Beyond Interactive and Greenfield Online.
The survey, performed during the 2001-2002 holiday season, found that 35 percent of about 3,800 consumers shopped using a combination of catalogs, in-store visits, and the Internet. Of that group, 66 percent said they browsed using one channel while purchasing in another. Fifty-four percent of this group combined retail stores and the Internet, while 22 percent used all three channels.
Women exhibited this behavior more often than men: 46 percent used the Web before making an in-store purchase, while 37 percent purchased in-store after using a catalog. Those figures are 3 percent and 9 percent higher than for men, respectively.
What makes this good news for click-and-mortar retailers and catalog marketers is that multi-channel shoppers tend to spend more than shoppers that use only one channel.
Consumers that shopped using the Web, retail stores and catalogs spent an average of $995 on their holiday purchases, 41 percent more than the average spent shoppers that used a single channel. Consumers that combined two channels during their shopping spent an average of $894.
The findings also bode well for sellers of online advertising and marketing services. In-store retail continues to dominate the shopping landscape, earning 64 percent of the average consumer’s holiday spending (online accounted for about 26 percent, while catalogs saw the balance). Nevertheless, while consumers spent about 1 percent less than during the previous year, close to 50 percent of the study’s respondents actually said they had increased their online spending.
As a result, the findings suggest that retailers with only a terrestrial presence would be well served by creating online and catalog channels. If they had to pick between developing a Web site or catalog operations, there’s now more evidence to suggest that the Internet might be the best investment.
“Results from this data demonstrate the need for marketers to have tools in place in order to better measure how one channel is driving sales to another channel,” said DoubleClick president David Rosenblatt. “Consumers will continue to browse in one channel and purchase in another, reflecting their goal to find the best selection, service and pricing. Tracking these results by channel represents an enormous opportunity for marketers if they align their promotional dollars with this trend.”
That’s to be expected from DoubleClick, which has long been preaching the worth of multi-channel marketing. (While it generates most of its income from Internet advertising technology and sales, the New York-based firm also owns Abacus Direct, an offline co-op database.)

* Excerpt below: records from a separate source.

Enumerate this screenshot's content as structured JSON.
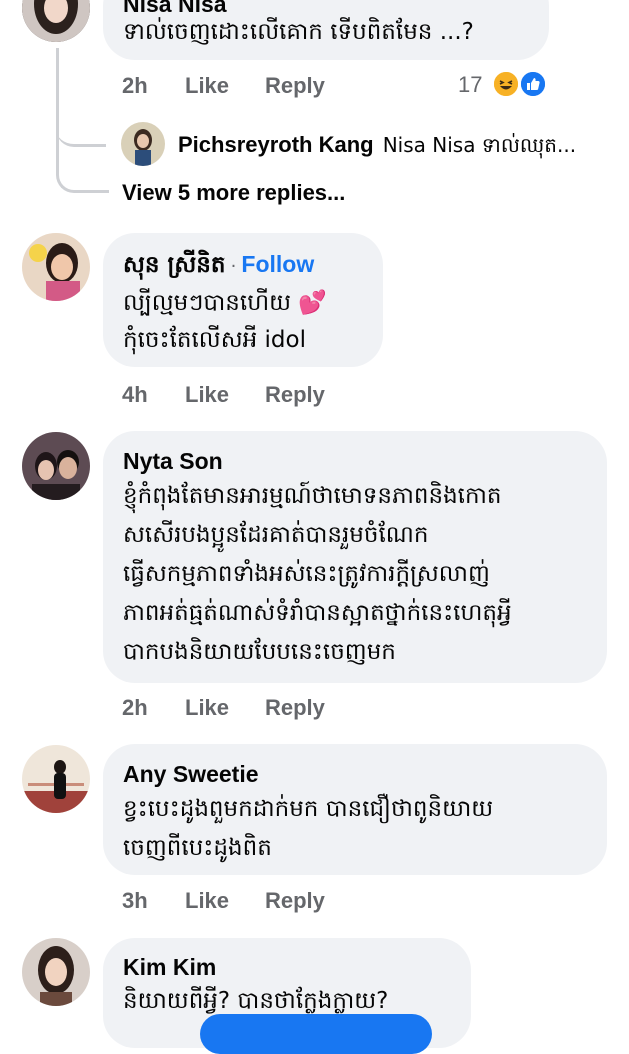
{
  "comments": [
    {
      "author": "Nisa Nisa",
      "lines": [
        "ទាល់ចេញដោះលើគោក ទើបពិតមែន ...?"
      ],
      "time": "2h",
      "like": "Like",
      "reply": "Reply",
      "reaction_count": "17",
      "reaction_icons": [
        "haha-icon",
        "like-icon"
      ],
      "replies_preview": {
        "author": "Pichsreyroth Kang",
        "text": "Nisa Nisa ទាល់ឈុត...",
        "view_more": "View 5 more replies..."
      }
    },
    {
      "author": "សុន ស្រីនិត",
      "follow": "Follow",
      "dot": "·",
      "lines": [
        "ល្បីល្មមៗបានហើយ 💕",
        "កុំចេះតែលើសអី idol"
      ],
      "time": "4h",
      "like": "Like",
      "reply": "Reply"
    },
    {
      "author": "Nyta Son",
      "lines": [
        "ខ្ញុំកំពុងតែមានអារម្មណ៍ថាមោទនភាពនិងកោត",
        "សសើរបងប្អូនដែរគាត់បានរួមចំណែក",
        "ធ្វើសកម្មភាពទាំងអស់នេះត្រូវការក្តីស្រលាញ់",
        "ភាពអត់ធ្មត់ណាស់ទំរាំបានស្អាតថ្នាក់នេះហេតុអ្វី",
        "បាកបងនិយាយបែបនេះចេញមក"
      ],
      "time": "2h",
      "like": "Like",
      "reply": "Reply"
    },
    {
      "author": "Any Sweetie",
      "lines": [
        "ខ្វះបេះដូងពួមកដាក់មក បានជឿថាពូនិយាយ",
        "ចេញពីបេះដូងពិត"
      ],
      "time": "3h",
      "like": "Like",
      "reply": "Reply"
    },
    {
      "author": "Kim Kim",
      "lines": [
        "និយាយពីអ្វី?   បានថាក្លែងក្លាយ?"
      ]
    }
  ],
  "colors": {
    "bubble": "#f0f2f5",
    "meta": "#65676b",
    "accent": "#1877f2",
    "thread": "#ced0d4"
  }
}
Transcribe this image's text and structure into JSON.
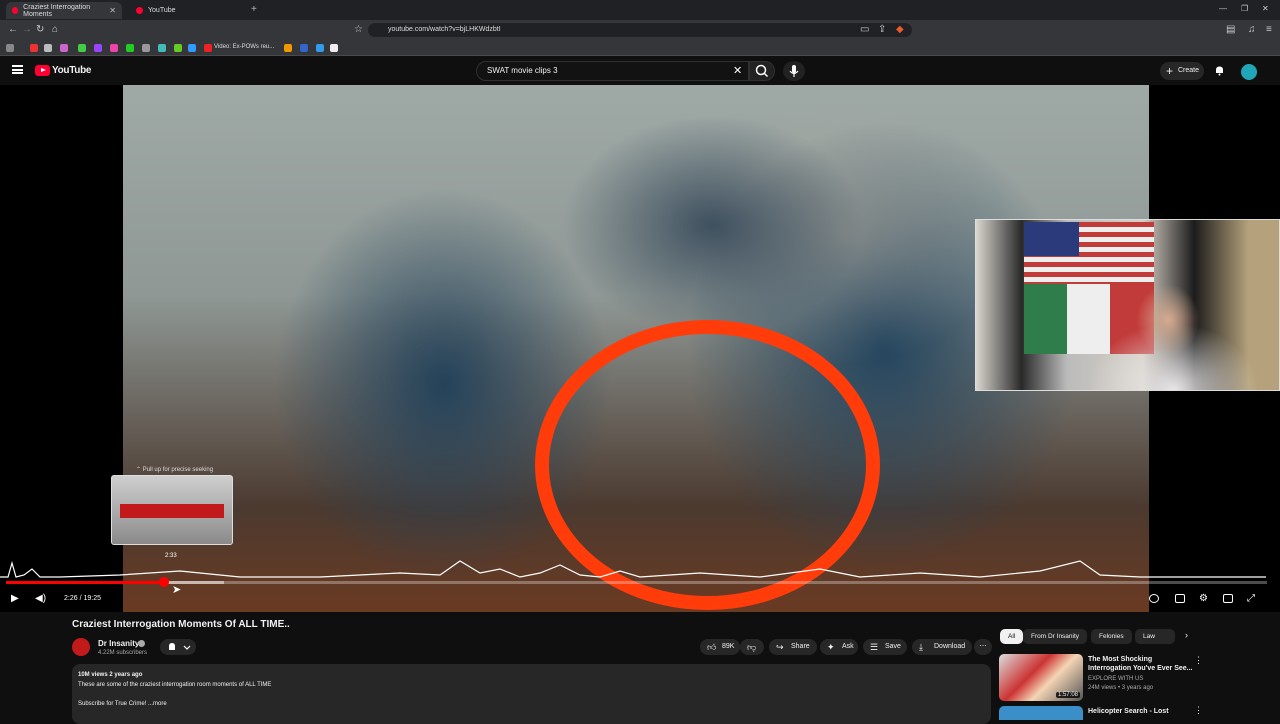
{
  "browser": {
    "tabs": [
      {
        "title": "Craziest Interrogation Moments",
        "active": true
      },
      {
        "title": "YouTube",
        "active": false
      }
    ],
    "url": "youtube.com/watch?v=bjLHKWdzbtI",
    "bookmark_label": "Video: Ex-POWs reu..."
  },
  "header": {
    "brand": "YouTube",
    "search_query": "SWAT movie clips  3",
    "create_label": "Create",
    "accent_color": "#ff0033"
  },
  "player": {
    "time_current": "2:26",
    "time_total": "19:25",
    "time_display": "2:26 / 19:25",
    "progress_fraction": 0.125,
    "buffer_fraction": 0.173,
    "seek_hint": "Pull up for precise seeking",
    "seek_preview_time": "2:33"
  },
  "video": {
    "title": "Craziest Interrogation Moments Of ALL TIME..",
    "channel": "Dr Insanity",
    "subscribers": "4.22M subscribers",
    "likes": "89K",
    "actions": {
      "share": "Share",
      "ask": "Ask",
      "save": "Save",
      "download": "Download"
    },
    "description": {
      "meta": "10M views  2 years ago",
      "line1": "These are some of the craziest interrogation room moments of ALL TIME",
      "line2": "Subscribe for True Crime!  ...more"
    }
  },
  "sidebar": {
    "chips": [
      "All",
      "From Dr Insanity",
      "Felonies",
      "Law enfor"
    ],
    "recommendations": [
      {
        "title": "The Most Shocking Interrogation You've Ever See...",
        "channel": "EXPLORE WITH US",
        "meta": "24M views • 3 years ago",
        "duration": "1:57:08"
      },
      {
        "title": "Helicopter Search - Lost",
        "channel": "",
        "meta": "",
        "duration": ""
      }
    ]
  }
}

But aligning Internet marketing alongside traditional channels also is believed by many to be good for the Internet ad industry at large, by getting in on the mega-bucks routinely spent by advertisers on broadcast and print media. To that end, groups like the Interactive Advertising Bureau and the Online Publishers Association have taken tentative steps toward ironing out accountability and tracking problems in Web publishing, and toward establishing metrics similar to those used in TV.